** SkyWest Magazine (for Delta Connection and United Express)
** Wild Blue Yonder (for Frontier Airlines)
** Hana Hou (for Hawaiian Airlines)
All take freelance submissions, and I’d encourage you to approach any one of them with a story well-targeted for the readership.
I’m willing to bet that, even as a relative novice, you’ll be pleasantly surprised with the result.
We profiled three more airline in-flight magazines here at our Publication Expo… including one you’ve probably never heard of, which I’ve been writing for recently.
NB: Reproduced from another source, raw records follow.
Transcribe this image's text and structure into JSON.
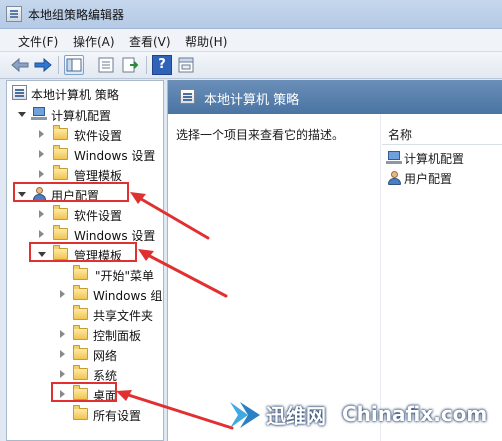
{
  "window": {
    "title": "本地组策略编辑器"
  },
  "menu": [
    {
      "label": "文件(F)"
    },
    {
      "label": "操作(A)"
    },
    {
      "label": "查看(V)"
    },
    {
      "label": "帮助(H)"
    }
  ],
  "toolbar": {
    "icons": [
      "back-arrow-icon",
      "forward-arrow-icon",
      "show-tree-icon",
      "properties-icon",
      "export-list-icon",
      "help-icon",
      "filter-view-icon"
    ],
    "help_glyph": "?"
  },
  "tree": {
    "root": "本地计算机 策略",
    "computer_config": "计算机配置",
    "computer_children": [
      "软件设置",
      "Windows 设置",
      "管理模板"
    ],
    "user_config": "用户配置",
    "user_children": [
      "软件设置",
      "Windows 设置",
      "管理模板"
    ],
    "admin_templates_children": [
      "\"开始\"菜单",
      "Windows 组",
      "共享文件夹",
      "控制面板",
      "网络",
      "系统",
      "桌面",
      "所有设置"
    ]
  },
  "details": {
    "title": "本地计算机 策略",
    "description": "选择一个项目来查看它的描述。",
    "column_name": "名称",
    "items": [
      "计算机配置",
      "用户配置"
    ]
  },
  "annotations": {
    "color": "#e03030"
  },
  "watermark": {
    "cn": "迅维网",
    "en": "Chinafix.com"
  },
  "colors": {
    "header": "#4b74a3",
    "folder": "#f0c450",
    "window": "#dfe8f3"
  }
}
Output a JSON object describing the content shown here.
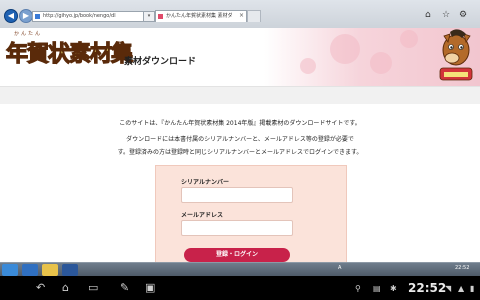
{
  "browser": {
    "address": "http://gihyo.jp/book/nengo/dl",
    "tab_title": "かんたん年賀状素材集 素材ダウ...",
    "tab_close": "×",
    "tools_symbol": "▾",
    "toolbar_icons": [
      "home-icon",
      "star-icon",
      "gear-icon"
    ]
  },
  "header": {
    "logo_ruby": "かんたん",
    "logo_text": "年賀状素材集",
    "page_title": "素材ダウンロード"
  },
  "main": {
    "intro_line1": "このサイトは、『かんたん年賀状素材集 2014年版』掲載素材のダウンロードサイトです。",
    "intro_line2": "ダウンロードには本書付属のシリアルナンバーと、メールアドレス等の登録が必要で",
    "intro_line3": "す。登録済みの方は登録時と同じシリアルナンバーとメールアドレスでログインできます。"
  },
  "login": {
    "serial_label": "シリアルナンバー",
    "serial_value": "",
    "email_label": "メールアドレス",
    "email_value": "",
    "submit_label": "登録・ログイン"
  },
  "taskbar": {
    "tray_time": "22:52",
    "tray_lang": "A"
  },
  "android": {
    "clock": "22:52"
  },
  "colors": {
    "accent": "#c8224a",
    "form_bg": "#fbe3da",
    "header_pink": "#f2c6cf"
  }
}
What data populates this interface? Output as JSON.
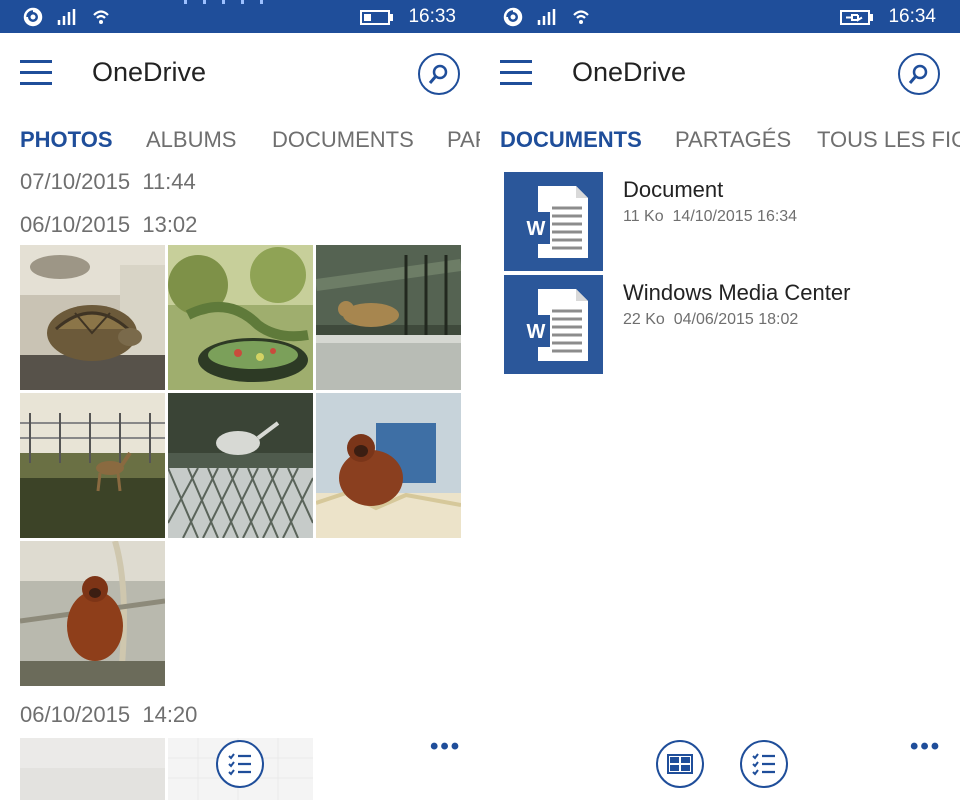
{
  "status_bars": [
    {
      "time": "16:33",
      "battery": "battery-low-icon"
    },
    {
      "time": "16:34",
      "battery": "battery-charging-icon"
    }
  ],
  "left_screen": {
    "app_title": "OneDrive",
    "tabs": [
      {
        "label": "PHOTOS",
        "active": true
      },
      {
        "label": "ALBUMS",
        "active": false
      },
      {
        "label": "DOCUMENTS",
        "active": false
      },
      {
        "label": "PARTAGÉS",
        "active": false
      }
    ],
    "groups": [
      {
        "date": "07/10/2015",
        "time": "11:44"
      },
      {
        "date": "06/10/2015",
        "time": "13:02"
      },
      {
        "date": "06/10/2015",
        "time": "14:20"
      }
    ],
    "photos": [
      {
        "subject": "tortoise"
      },
      {
        "subject": "iguana"
      },
      {
        "subject": "jaguar"
      },
      {
        "subject": "deer"
      },
      {
        "subject": "bird-behind-fence"
      },
      {
        "subject": "orangutan-in-straw"
      },
      {
        "subject": "orangutan-on-rope"
      }
    ],
    "more": "•••"
  },
  "right_screen": {
    "app_title": "OneDrive",
    "tabs": [
      {
        "label": "DOCUMENTS",
        "active": true
      },
      {
        "label": "PARTAGÉS",
        "active": false
      },
      {
        "label": "TOUS LES FICHIERS",
        "active": false
      }
    ],
    "documents": [
      {
        "name": "Document",
        "size": "11 Ko",
        "modified": "14/10/2015 16:34",
        "icon": "word-document-icon"
      },
      {
        "name": "Windows Media Center",
        "size": "22 Ko",
        "modified": "04/06/2015 18:02",
        "icon": "word-document-icon"
      }
    ],
    "more": "•••"
  },
  "colors": {
    "accent": "#1f4e9a",
    "word_blue": "#2b579a"
  }
}
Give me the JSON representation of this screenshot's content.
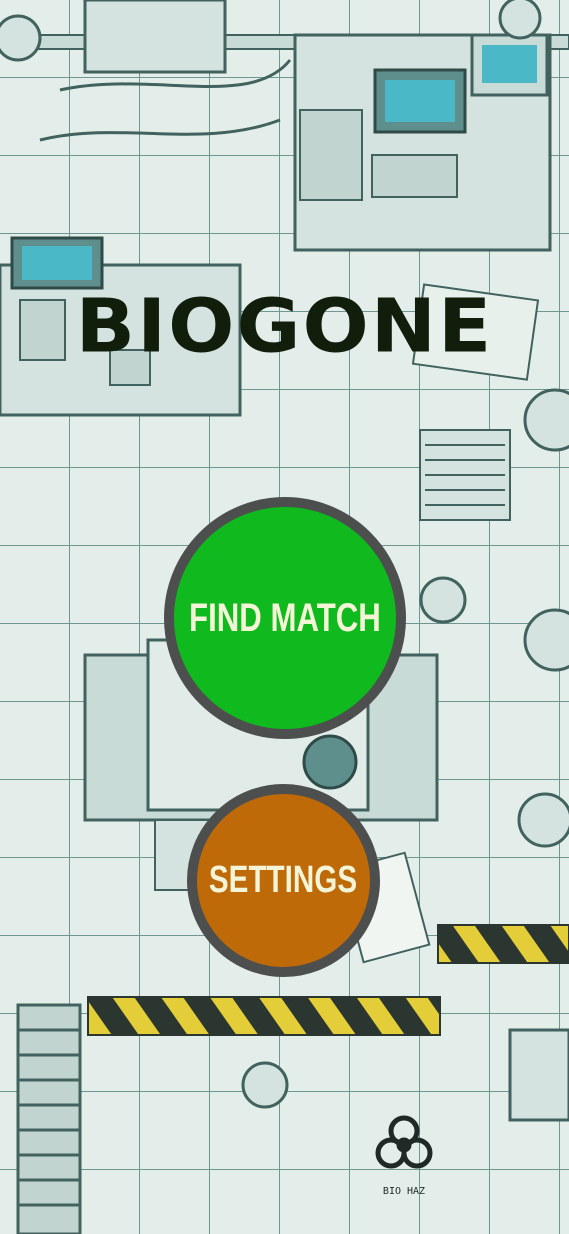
{
  "game": {
    "title": "BIOGONE",
    "find_match_label": "FIND MATCH",
    "settings_label": "SETTINGS",
    "background_sign": "BIO HAZ"
  },
  "colors": {
    "find_match": "#0fb91e",
    "settings": "#bf6a08",
    "button_border": "#4d4f4e",
    "title": "#111e0c",
    "label": "#f3f5d6"
  }
}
It’s Express Jet’s new magazine, ExpressLane, and the editor, Ann Silva, doesn’t have writer’s guidelines created or a website up yet. But I spent an hour on the phone with her picking her brain about what she’s after, the best way to break in, what she really wishes freelancers would do, and more.
Here’s a quick tip she shared, for instance. Her typical reader is a business traveler. And she told me, “As a writer, you should think like a business traveler. Are there recommendations you can make that will help your reader with his business? For instance, it’s one thing to recommend a restaurant. But it’s even better to say, ‘This is especially good for business meetings because it has great nooks and crannies that are quiet.”
All the secrets Ann shared — and others from editors at a whole array of publications — are included in the material our workshop attendees picked up at our Publication Expo last night.
Your Live Workshop Correspondent
[Editor’s Note: Learn more about opportunities to profit from your travels (and even from your own home) in our free online newsletter The Right Way to Travel.]